↓
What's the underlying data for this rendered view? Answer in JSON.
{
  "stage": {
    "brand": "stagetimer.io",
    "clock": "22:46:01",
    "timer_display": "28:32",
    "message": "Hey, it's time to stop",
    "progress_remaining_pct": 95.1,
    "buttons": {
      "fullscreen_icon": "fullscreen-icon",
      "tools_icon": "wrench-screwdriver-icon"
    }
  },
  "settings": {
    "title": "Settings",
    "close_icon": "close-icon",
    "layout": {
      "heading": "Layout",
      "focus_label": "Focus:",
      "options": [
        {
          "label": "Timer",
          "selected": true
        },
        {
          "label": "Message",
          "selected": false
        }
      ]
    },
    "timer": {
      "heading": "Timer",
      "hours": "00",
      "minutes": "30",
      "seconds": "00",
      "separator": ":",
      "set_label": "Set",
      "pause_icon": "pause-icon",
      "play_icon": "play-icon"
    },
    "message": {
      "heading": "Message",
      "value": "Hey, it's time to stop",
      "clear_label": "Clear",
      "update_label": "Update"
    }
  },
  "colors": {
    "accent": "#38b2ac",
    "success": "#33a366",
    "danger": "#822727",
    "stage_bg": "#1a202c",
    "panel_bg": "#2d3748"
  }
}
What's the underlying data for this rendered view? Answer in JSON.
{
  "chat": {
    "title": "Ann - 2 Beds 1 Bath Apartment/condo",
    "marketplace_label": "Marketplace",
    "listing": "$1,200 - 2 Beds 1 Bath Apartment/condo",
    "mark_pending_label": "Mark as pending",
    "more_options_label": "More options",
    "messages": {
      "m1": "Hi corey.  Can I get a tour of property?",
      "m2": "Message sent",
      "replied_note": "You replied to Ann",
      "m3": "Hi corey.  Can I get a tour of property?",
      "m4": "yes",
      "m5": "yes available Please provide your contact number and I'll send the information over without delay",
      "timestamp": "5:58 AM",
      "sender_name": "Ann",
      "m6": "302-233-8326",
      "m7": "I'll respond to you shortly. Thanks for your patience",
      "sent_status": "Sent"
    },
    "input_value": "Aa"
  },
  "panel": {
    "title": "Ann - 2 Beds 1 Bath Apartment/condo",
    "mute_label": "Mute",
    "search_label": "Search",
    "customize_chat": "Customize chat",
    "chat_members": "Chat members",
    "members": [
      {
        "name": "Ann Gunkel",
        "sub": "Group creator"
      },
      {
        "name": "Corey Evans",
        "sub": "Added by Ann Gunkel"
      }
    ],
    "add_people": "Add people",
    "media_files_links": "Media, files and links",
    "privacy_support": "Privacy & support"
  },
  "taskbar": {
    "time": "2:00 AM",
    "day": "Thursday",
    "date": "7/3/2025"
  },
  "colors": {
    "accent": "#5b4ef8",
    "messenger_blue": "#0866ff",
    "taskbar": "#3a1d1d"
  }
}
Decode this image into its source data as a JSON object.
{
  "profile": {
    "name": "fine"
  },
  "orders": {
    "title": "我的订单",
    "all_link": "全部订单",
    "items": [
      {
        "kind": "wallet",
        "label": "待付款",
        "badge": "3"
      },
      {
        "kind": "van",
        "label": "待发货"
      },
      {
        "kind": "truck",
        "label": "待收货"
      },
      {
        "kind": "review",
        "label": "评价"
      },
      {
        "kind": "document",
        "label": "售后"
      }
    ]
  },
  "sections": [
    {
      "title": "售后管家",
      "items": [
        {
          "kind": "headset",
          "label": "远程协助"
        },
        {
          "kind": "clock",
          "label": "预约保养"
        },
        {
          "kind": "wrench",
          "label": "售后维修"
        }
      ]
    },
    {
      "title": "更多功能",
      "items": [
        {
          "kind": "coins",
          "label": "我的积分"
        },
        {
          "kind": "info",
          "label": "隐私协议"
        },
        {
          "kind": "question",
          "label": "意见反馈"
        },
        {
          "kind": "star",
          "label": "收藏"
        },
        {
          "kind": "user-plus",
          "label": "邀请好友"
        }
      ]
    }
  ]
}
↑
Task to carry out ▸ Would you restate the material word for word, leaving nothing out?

Solution ▸
What's the underlying data for this rendered view? Answer in JSON.
{
  "stage": {
    "brand": "stagetimer.io",
    "clock": "22:46:01",
    "timer_display": "28:32",
    "message": "Hey, it's time to stop",
    "progress_remaining_pct": 95.1,
    "buttons": {
      "fullscreen_icon": "fullscreen-icon",
      "tools_icon": "wrench-screwdriver-icon"
    }
  },
  "settings": {
    "title": "Settings",
    "close_icon": "close-icon",
    "layout": {
      "heading": "Layout",
      "focus_label": "Focus:",
      "options": [
        {
          "label": "Timer",
          "selected": true
        },
        {
          "label": "Message",
          "selected": false
        }
      ]
    },
    "timer": {
      "heading": "Timer",
      "hours": "00",
      "minutes": "30",
      "seconds": "00",
      "separator": ":",
      "set_label": "Set",
      "pause_icon": "pause-icon",
      "play_icon": "play-icon"
    },
    "message": {
      "heading": "Message",
      "value": "Hey, it's time to stop",
      "clear_label": "Clear",
      "update_label": "Update"
    }
  },
  "colors": {
    "accent": "#38b2ac",
    "success": "#33a366",
    "danger": "#822727",
    "stage_bg": "#1a202c",
    "panel_bg": "#2d3748"
  }
}
What's the underlying data for this rendered view? Answer in JSON.
{
  "chat": {
    "title": "Ann - 2 Beds 1 Bath Apartment/condo",
    "marketplace_label": "Marketplace",
    "listing": "$1,200 - 2 Beds 1 Bath Apartment/condo",
    "mark_pending_label": "Mark as pending",
    "more_options_label": "More options",
    "messages": {
      "m1": "Hi corey.  Can I get a tour of property?",
      "m2": "Message sent",
      "replied_note": "You replied to Ann",
      "m3": "Hi corey.  Can I get a tour of property?",
      "m4": "yes",
      "m5": "yes available Please provide your contact number and I'll send the information over without delay",
      "timestamp": "5:58 AM",
      "sender_name": "Ann",
      "m6": "302-233-8326",
      "m7": "I'll respond to you shortly. Thanks for your patience",
      "sent_status": "Sent"
    },
    "input_value": "Aa"
  },
  "panel": {
    "title": "Ann - 2 Beds 1 Bath Apartment/condo",
    "mute_label": "Mute",
    "search_label": "Search",
    "customize_chat": "Customize chat",
    "chat_members": "Chat members",
    "members": [
      {
        "name": "Ann Gunkel",
        "sub": "Group creator"
      },
      {
        "name": "Corey Evans",
        "sub": "Added by Ann Gunkel"
      }
    ],
    "add_people": "Add people",
    "media_files_links": "Media, files and links",
    "privacy_support": "Privacy & support"
  },
  "taskbar": {
    "time": "2:00 AM",
    "day": "Thursday",
    "date": "7/3/2025"
  },
  "colors": {
    "accent": "#5b4ef8",
    "messenger_blue": "#0866ff",
    "taskbar": "#3a1d1d"
  }
}
Decode this image into its source data as a JSON object.
{
  "profile": {
    "name": "fine"
  },
  "orders": {
    "title": "我的订单",
    "all_link": "全部订单",
    "items": [
      {
        "kind": "wallet",
        "label": "待付款",
        "badge": "3"
      },
      {
        "kind": "van",
        "label": "待发货"
      },
      {
        "kind": "truck",
        "label": "待收货"
      },
      {
        "kind": "review",
        "label": "评价"
      },
      {
        "kind": "document",
        "label": "售后"
      }
    ]
  },
  "sections": [
    {
      "title": "售后管家",
      "items": [
        {
          "kind": "headset",
          "label": "远程协助"
        },
        {
          "kind": "clock",
          "label": "预约保养"
        },
        {
          "kind": "wrench",
          "label": "售后维修"
        }
      ]
    },
    {
      "title": "更多功能",
      "items": [
        {
          "kind": "coins",
          "label": "我的积分"
        },
        {
          "kind": "info",
          "label": "隐私协议"
        },
        {
          "kind": "question",
          "label": "意见反馈"
        },
        {
          "kind": "star",
          "label": "收藏"
        },
        {
          "kind": "user-plus",
          "label": "邀请好友"
        }
      ]
    }
  ]
}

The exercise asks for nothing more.